Interface dataset entries
- - - -
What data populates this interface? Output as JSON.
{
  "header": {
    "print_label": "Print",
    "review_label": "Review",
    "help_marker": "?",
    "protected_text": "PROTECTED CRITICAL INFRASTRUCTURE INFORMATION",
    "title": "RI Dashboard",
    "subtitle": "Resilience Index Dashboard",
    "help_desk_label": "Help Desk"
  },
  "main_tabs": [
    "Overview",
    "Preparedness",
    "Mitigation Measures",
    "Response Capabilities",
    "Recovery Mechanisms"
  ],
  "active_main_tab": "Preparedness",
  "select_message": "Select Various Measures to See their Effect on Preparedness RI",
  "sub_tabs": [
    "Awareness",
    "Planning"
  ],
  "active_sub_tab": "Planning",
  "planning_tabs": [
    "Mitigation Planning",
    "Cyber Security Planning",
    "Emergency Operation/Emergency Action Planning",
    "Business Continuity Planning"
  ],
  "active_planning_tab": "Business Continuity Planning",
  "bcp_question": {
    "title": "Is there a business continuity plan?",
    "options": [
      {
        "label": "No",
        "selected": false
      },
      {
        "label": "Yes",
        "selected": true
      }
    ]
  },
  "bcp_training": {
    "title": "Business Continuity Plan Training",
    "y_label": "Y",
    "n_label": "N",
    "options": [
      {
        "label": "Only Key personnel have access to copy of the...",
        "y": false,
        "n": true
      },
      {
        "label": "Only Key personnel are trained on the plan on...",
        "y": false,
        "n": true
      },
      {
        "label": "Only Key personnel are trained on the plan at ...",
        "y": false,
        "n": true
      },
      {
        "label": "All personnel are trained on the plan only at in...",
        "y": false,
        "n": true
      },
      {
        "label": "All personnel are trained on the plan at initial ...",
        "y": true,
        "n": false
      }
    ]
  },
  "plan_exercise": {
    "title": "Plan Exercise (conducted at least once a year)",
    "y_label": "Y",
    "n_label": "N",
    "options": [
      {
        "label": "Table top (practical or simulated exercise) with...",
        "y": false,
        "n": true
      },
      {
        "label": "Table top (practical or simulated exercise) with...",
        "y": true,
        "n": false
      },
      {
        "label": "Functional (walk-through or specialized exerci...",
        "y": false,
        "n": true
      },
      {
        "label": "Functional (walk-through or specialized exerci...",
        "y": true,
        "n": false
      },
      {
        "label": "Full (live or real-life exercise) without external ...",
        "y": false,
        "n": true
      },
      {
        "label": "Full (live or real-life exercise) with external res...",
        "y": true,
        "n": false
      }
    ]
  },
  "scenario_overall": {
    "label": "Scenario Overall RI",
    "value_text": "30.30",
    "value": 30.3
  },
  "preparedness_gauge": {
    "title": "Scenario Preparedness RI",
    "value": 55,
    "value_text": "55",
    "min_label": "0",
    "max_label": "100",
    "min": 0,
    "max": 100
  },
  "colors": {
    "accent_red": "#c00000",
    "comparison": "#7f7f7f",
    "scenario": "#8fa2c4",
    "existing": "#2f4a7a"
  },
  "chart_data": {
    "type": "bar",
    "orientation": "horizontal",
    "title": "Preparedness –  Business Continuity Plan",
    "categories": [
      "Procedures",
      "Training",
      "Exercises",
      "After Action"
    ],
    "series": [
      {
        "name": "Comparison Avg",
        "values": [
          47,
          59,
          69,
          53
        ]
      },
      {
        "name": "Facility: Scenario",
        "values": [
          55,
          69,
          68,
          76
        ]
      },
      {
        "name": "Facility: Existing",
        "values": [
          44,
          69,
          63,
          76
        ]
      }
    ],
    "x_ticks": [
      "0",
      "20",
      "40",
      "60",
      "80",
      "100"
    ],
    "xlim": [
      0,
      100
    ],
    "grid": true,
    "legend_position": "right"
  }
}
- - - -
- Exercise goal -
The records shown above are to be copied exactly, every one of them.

- Your solution -
What data populates this interface? Output as JSON.
{
  "header": {
    "print_label": "Print",
    "review_label": "Review",
    "help_marker": "?",
    "protected_text": "PROTECTED CRITICAL INFRASTRUCTURE INFORMATION",
    "title": "RI Dashboard",
    "subtitle": "Resilience Index Dashboard",
    "help_desk_label": "Help Desk"
  },
  "main_tabs": [
    "Overview",
    "Preparedness",
    "Mitigation Measures",
    "Response Capabilities",
    "Recovery Mechanisms"
  ],
  "active_main_tab": "Preparedness",
  "select_message": "Select Various Measures to See their Effect on Preparedness RI",
  "sub_tabs": [
    "Awareness",
    "Planning"
  ],
  "active_sub_tab": "Planning",
  "planning_tabs": [
    "Mitigation Planning",
    "Cyber Security Planning",
    "Emergency Operation/Emergency Action Planning",
    "Business Continuity Planning"
  ],
  "active_planning_tab": "Business Continuity Planning",
  "bcp_question": {
    "title": "Is there a business continuity plan?",
    "options": [
      {
        "label": "No",
        "selected": false
      },
      {
        "label": "Yes",
        "selected": true
      }
    ]
  },
  "bcp_training": {
    "title": "Business Continuity Plan Training",
    "y_label": "Y",
    "n_label": "N",
    "options": [
      {
        "label": "Only Key personnel have access to copy of the...",
        "y": false,
        "n": true
      },
      {
        "label": "Only Key personnel are trained on the plan on...",
        "y": false,
        "n": true
      },
      {
        "label": "Only Key personnel are trained on the plan at ...",
        "y": false,
        "n": true
      },
      {
        "label": "All personnel are trained on the plan only at in...",
        "y": false,
        "n": true
      },
      {
        "label": "All personnel are trained on the plan at initial ...",
        "y": true,
        "n": false
      }
    ]
  },
  "plan_exercise": {
    "title": "Plan Exercise (conducted at least once a year)",
    "y_label": "Y",
    "n_label": "N",
    "options": [
      {
        "label": "Table top (practical or simulated exercise) with...",
        "y": false,
        "n": true
      },
      {
        "label": "Table top (practical or simulated exercise) with...",
        "y": true,
        "n": false
      },
      {
        "label": "Functional (walk-through or specialized exerci...",
        "y": false,
        "n": true
      },
      {
        "label": "Functional (walk-through or specialized exerci...",
        "y": true,
        "n": false
      },
      {
        "label": "Full (live or real-life exercise) without external ...",
        "y": false,
        "n": true
      },
      {
        "label": "Full (live or real-life exercise) with external res...",
        "y": true,
        "n": false
      }
    ]
  },
  "scenario_overall": {
    "label": "Scenario Overall RI",
    "value_text": "30.30",
    "value": 30.3
  },
  "preparedness_gauge": {
    "title": "Scenario Preparedness RI",
    "value": 55,
    "value_text": "55",
    "min_label": "0",
    "max_label": "100",
    "min": 0,
    "max": 100
  },
  "colors": {
    "accent_red": "#c00000",
    "comparison": "#7f7f7f",
    "scenario": "#8fa2c4",
    "existing": "#2f4a7a"
  },
  "chart_data": {
    "type": "bar",
    "orientation": "horizontal",
    "title": "Preparedness –  Business Continuity Plan",
    "categories": [
      "Procedures",
      "Training",
      "Exercises",
      "After Action"
    ],
    "series": [
      {
        "name": "Comparison Avg",
        "values": [
          47,
          59,
          69,
          53
        ]
      },
      {
        "name": "Facility: Scenario",
        "values": [
          55,
          69,
          68,
          76
        ]
      },
      {
        "name": "Facility: Existing",
        "values": [
          44,
          69,
          63,
          76
        ]
      }
    ],
    "x_ticks": [
      "0",
      "20",
      "40",
      "60",
      "80",
      "100"
    ],
    "xlim": [
      0,
      100
    ],
    "grid": true,
    "legend_position": "right"
  }
}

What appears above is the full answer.